Yesterday (I’m writing this in the morning, having gone straight to bed last night) was a day to forget.
Hot and strong from the south, all day like the unrelenting sun, the wind has been, according to the weather page, in excess of 40mph. All day.
It’s not safe going uphill at 6mph, and it’s just dangerous going downhill at 20mph. It didn’t let up all day, and it was just too much.
I have some rules of my own on these roads – aim to go one-third of the day’s distance before a proper coffee and cake stop, and two-thirds before a proper lunch stop.
But on some days that’s just impossible. I’d already had one unscheduled recovery stop before coffee in Brienne. I found myself in the Rue des Livres, a street of secondhand book and music shops, all spilling out onto the blustery pavement on a Sunday mornng.
I was setting off again, when the next table – one of the booksellers and his friends – said they’d hoped I was going to play. I didn’t need asking twice – the prospect of getting back on the bike was unattractive. Something French, some Bach, and by special request God Save the Queen.
A short diversion, for cheese, and the garlic fried potatoes I’d bought earlier at a village fete, beside a lake that forbade swimming and “all kinds” of boating, for safety reasons. I swam, of course. I didn’t feel too unsafe.
Then McDonalds, the only option for more coffee at this time on a Sunday. Would you believe that only America has more McDonalds per head of population than France? Yes, really.
Then the inexplicable silver roadside chicken the size of a house, and now here I am in Bourg-en-Bresse. I’ve seen nothing of the town, which I believe is worth seeing. I’ve had 9 hours’ sleep. I’m stiff, and tired, and today the hills start. Onwards and upwards.
11 thoughts on “The wind in my face”
Am hugely enjoying your blog.
Courage, Mon ami !
Enjoying every moment with you
Sorry about the heat and wind
You are a star! I’m so enjoying hearing about your journey, and the beautiful music, which clearly is a blessing to all! Be well and strong! x
I am so inspired! And your whole cello club is cheering for you! https://club.playcellomusic.com/

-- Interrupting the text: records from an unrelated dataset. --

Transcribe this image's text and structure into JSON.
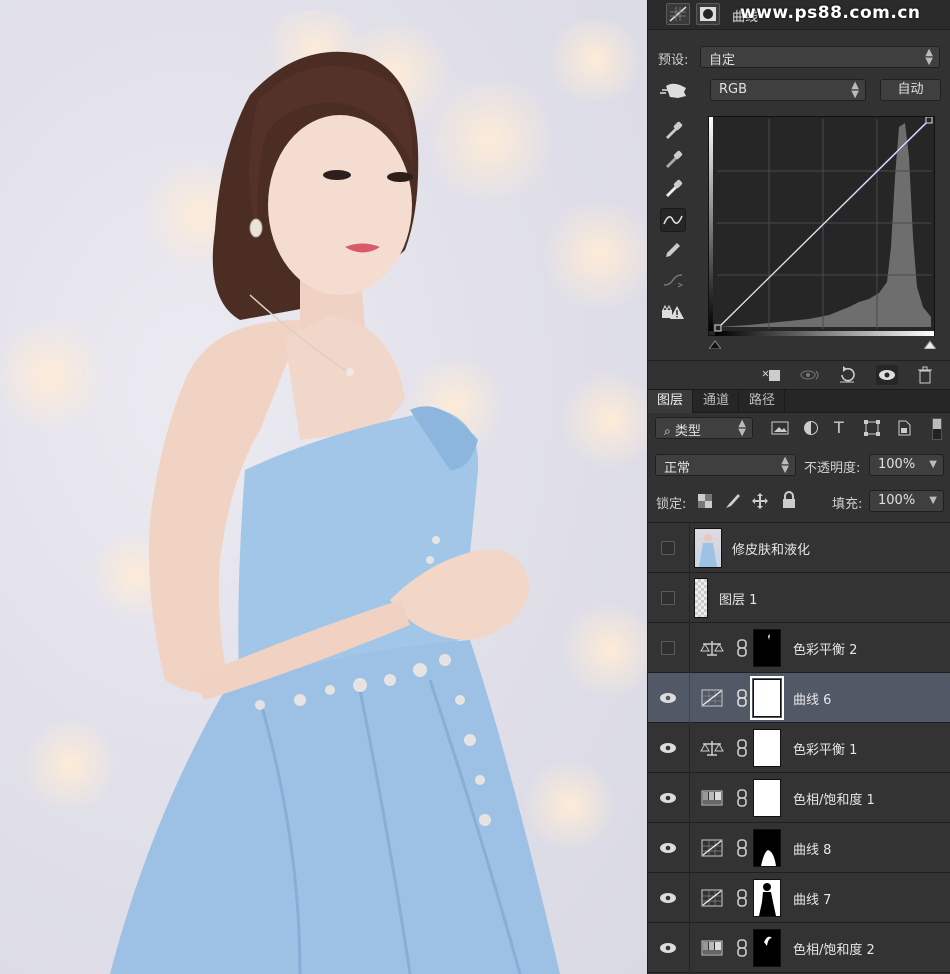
{
  "watermark": "www.ps88.com.cn",
  "properties": {
    "title": "曲线",
    "preset_label": "预设:",
    "preset_value": "自定",
    "channel_value": "RGB",
    "auto_button": "自动"
  },
  "tabs": [
    "图层",
    "通道",
    "路径"
  ],
  "layers_toolbar": {
    "filter_kind": "类型",
    "blend_mode": "正常",
    "opacity_label": "不透明度:",
    "opacity_value": "100%",
    "lock_label": "锁定:",
    "fill_label": "填充:",
    "fill_value": "100%"
  },
  "layers": [
    {
      "name": "修皮肤和液化",
      "visible": false,
      "type": "smart",
      "selected": false
    },
    {
      "name": "图层 1",
      "visible": false,
      "type": "pixel",
      "selected": false
    },
    {
      "name": "色彩平衡 2",
      "visible": false,
      "type": "color-balance",
      "selected": false
    },
    {
      "name": "曲线 6",
      "visible": true,
      "type": "curves",
      "selected": true
    },
    {
      "name": "色彩平衡 1",
      "visible": true,
      "type": "color-balance",
      "selected": false
    },
    {
      "name": "色相/饱和度 1",
      "visible": true,
      "type": "hue-saturation",
      "selected": false
    },
    {
      "name": "曲线 8",
      "visible": true,
      "type": "curves",
      "selected": false
    },
    {
      "name": "曲线 7",
      "visible": true,
      "type": "curves",
      "selected": false
    },
    {
      "name": "色相/饱和度 2",
      "visible": true,
      "type": "hue-saturation",
      "selected": false
    }
  ],
  "colors": {
    "panel_bg": "#323232",
    "selected_row": "#515967",
    "dress_blue": "#9dc3e6"
  }
}
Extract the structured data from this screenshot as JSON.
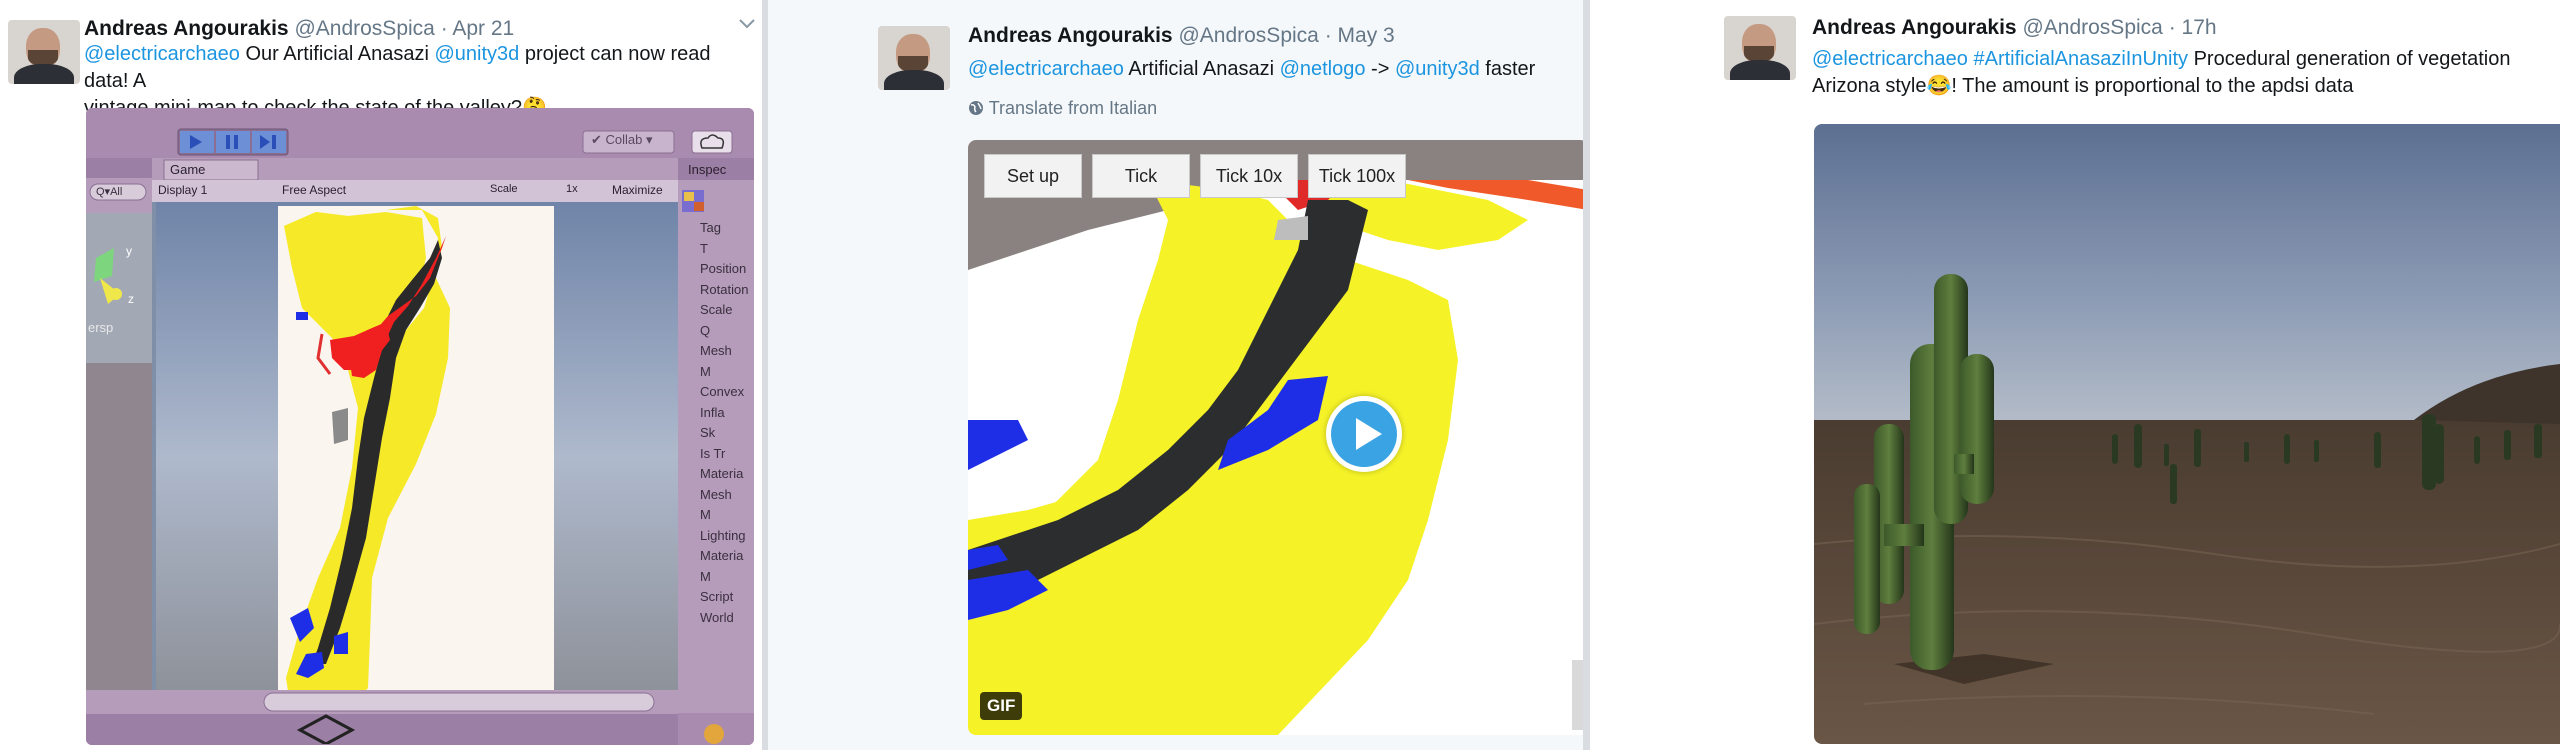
{
  "tweets": [
    {
      "author": "Andreas Angourakis",
      "handle": "@AndrosSpica",
      "date": "· Apr 21",
      "mention1": "@electricarchaeo",
      "text_a": " Our Artificial Anasazi ",
      "mention2": "@unity3d",
      "text_b": " project can now read data! A",
      "line2": "vintage mini-map to check the state of the valley?",
      "emoji": "🤔",
      "unity": {
        "collab": "✔ Collab ▾",
        "game_tab": "Game",
        "display": "Display 1",
        "aspect": "Free Aspect",
        "scale_label": "Scale",
        "scale_value": "1x",
        "maximize": "Maximize",
        "all_search": "Q▾All",
        "persp": "ersp",
        "axis_y": "y",
        "axis_z": "z",
        "inspector_tab": "Inspec",
        "inspector_rows": [
          "Tag",
          "T",
          "Position",
          "Rotation",
          "Scale",
          "Q",
          "Mesh",
          "M",
          "Convex",
          "Infla",
          "Sk",
          "Is Tr",
          "Materia",
          "Mesh",
          "M",
          "Lighting",
          "Materia",
          "M",
          "Script",
          "World"
        ]
      }
    },
    {
      "author": "Andreas Angourakis",
      "handle": "@AndrosSpica",
      "date": "· May 3",
      "mention1": "@electricarchaeo",
      "text_a": " Artificial Anasazi ",
      "mention2": "@netlogo",
      "text_b": " -> ",
      "mention3": "@unity3d",
      "text_c": " faster",
      "translate": "Translate from Italian",
      "buttons": [
        "Set up",
        "Tick",
        "Tick 10x",
        "Tick 100x"
      ],
      "gif_badge": "GIF"
    },
    {
      "author": "Andreas Angourakis",
      "handle": "@AndrosSpica",
      "date": "· 17h",
      "mention1": "@electricarchaeo",
      "hashtag": "#ArtificialAnasaziInUnity",
      "text_a": " Procedural generation of vegetation",
      "line2_a": "Arizona style",
      "emoji": "😂",
      "line2_b": "! The amount is proportional to the apdsi data"
    }
  ],
  "colors": {
    "link": "#1b95e0",
    "handle": "#657786",
    "unity_panel": "#a98bb0",
    "map_yellow": "#f5e928",
    "map_red": "#f02020",
    "map_blue": "#1e2ee6",
    "map_dark": "#2a2a2a"
  },
  "icons": [
    "chevron-down-icon",
    "globe-icon",
    "play-icon",
    "unity-logo-icon",
    "cactus-icon"
  ]
}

We’re meeting this Friday at noon our time (instead of Sunday) if you get a chance to pop in.
What incredible adventures, Ken. I enjoy first thing in the morning as I start my day. And you have an amazing amount of music under your sleeve. And a delightful way with words to immediately draw us into your adventures.

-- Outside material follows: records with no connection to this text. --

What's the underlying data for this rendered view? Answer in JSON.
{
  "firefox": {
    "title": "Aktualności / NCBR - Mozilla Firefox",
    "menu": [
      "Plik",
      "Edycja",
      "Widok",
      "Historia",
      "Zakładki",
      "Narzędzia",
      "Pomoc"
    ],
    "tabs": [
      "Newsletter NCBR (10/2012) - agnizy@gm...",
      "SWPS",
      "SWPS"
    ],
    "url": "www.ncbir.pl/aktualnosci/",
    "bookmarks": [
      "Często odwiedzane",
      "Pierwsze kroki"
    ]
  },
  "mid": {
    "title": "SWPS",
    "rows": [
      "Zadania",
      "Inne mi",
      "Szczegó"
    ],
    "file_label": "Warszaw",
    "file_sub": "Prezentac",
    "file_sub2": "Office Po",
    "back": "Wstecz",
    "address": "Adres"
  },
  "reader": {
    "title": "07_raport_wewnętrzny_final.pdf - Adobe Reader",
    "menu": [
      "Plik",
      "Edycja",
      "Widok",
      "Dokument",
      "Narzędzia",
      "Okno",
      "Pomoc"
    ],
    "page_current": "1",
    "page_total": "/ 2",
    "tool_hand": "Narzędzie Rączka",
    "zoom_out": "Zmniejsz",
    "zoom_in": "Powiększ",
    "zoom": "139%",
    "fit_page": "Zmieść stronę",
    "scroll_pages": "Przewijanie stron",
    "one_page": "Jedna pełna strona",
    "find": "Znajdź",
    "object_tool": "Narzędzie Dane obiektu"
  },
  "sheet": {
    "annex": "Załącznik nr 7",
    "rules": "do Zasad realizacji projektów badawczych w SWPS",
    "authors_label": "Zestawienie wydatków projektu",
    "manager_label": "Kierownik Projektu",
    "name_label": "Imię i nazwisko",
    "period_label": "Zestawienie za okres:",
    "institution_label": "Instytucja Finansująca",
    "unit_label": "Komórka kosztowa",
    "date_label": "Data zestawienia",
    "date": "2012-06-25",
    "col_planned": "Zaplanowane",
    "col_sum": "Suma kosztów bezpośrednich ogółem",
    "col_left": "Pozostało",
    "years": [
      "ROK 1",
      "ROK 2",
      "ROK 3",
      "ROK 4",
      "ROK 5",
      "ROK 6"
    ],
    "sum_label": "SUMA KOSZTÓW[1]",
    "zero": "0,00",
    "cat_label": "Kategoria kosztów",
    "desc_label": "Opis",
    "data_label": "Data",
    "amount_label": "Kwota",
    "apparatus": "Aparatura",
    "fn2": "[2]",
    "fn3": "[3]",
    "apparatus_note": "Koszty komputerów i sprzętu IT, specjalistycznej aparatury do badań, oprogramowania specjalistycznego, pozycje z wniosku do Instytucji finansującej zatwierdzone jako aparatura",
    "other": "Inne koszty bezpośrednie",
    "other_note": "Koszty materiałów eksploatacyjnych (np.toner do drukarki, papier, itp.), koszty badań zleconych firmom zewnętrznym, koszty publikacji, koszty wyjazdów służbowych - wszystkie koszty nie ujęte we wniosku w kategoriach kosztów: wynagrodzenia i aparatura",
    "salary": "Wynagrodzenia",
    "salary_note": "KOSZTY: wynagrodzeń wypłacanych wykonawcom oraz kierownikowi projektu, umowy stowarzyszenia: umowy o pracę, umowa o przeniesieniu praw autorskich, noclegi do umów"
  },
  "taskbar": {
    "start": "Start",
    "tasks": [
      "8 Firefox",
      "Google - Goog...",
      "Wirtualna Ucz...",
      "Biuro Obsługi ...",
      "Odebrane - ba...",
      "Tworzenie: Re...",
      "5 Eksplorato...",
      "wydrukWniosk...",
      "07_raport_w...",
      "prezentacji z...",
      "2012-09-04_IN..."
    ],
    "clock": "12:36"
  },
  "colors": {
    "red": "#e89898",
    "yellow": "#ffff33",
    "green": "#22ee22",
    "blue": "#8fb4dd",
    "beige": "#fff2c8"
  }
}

Sun is coming up, having my coffee, earbuds playing Weinberg, getting stoked for a ride and reading Ken’s blog. What a way to begin the day.
Am enjoying your blog* very much Kenneth all the more so because my 76 year old cousin Kenneth and his wife are also cycling to Rome but are a bit ahead of you. They’ve reached Parma. There are some obvious differences in your travel blogs but also some similarities.
The coq is one of the national symbols of France going back centuries and you often see it on war memorials. I’ve never seen one that size though!
*Heard you play and recite in Mayfield.
Thanks Christine! Mayfield seems like such a long time ago!!
The chicken is a noted product of that area – Poulet Fermier de Bresse. I thought it was the ‘coq’ of France.
Sorry you had a tough day yesterday. I’m tempted to write something glib about “only in overcoming life’s adversities do we become …bla-bla-bla”. Very much enjoying following your magnificent adventure. ‘Courage’, said with french accent.
Bravo Kenneth. Like others, we admire your fortitude and panache! There’s a very large chicken in what appears to be silver-grey plastic on a roundabout near Dorking, by the way, possibly something to do with a rugby team’s mascot, that is even less agreeable than the French version in your pic. Allez-y, mon Brave… Verdi country awaits you.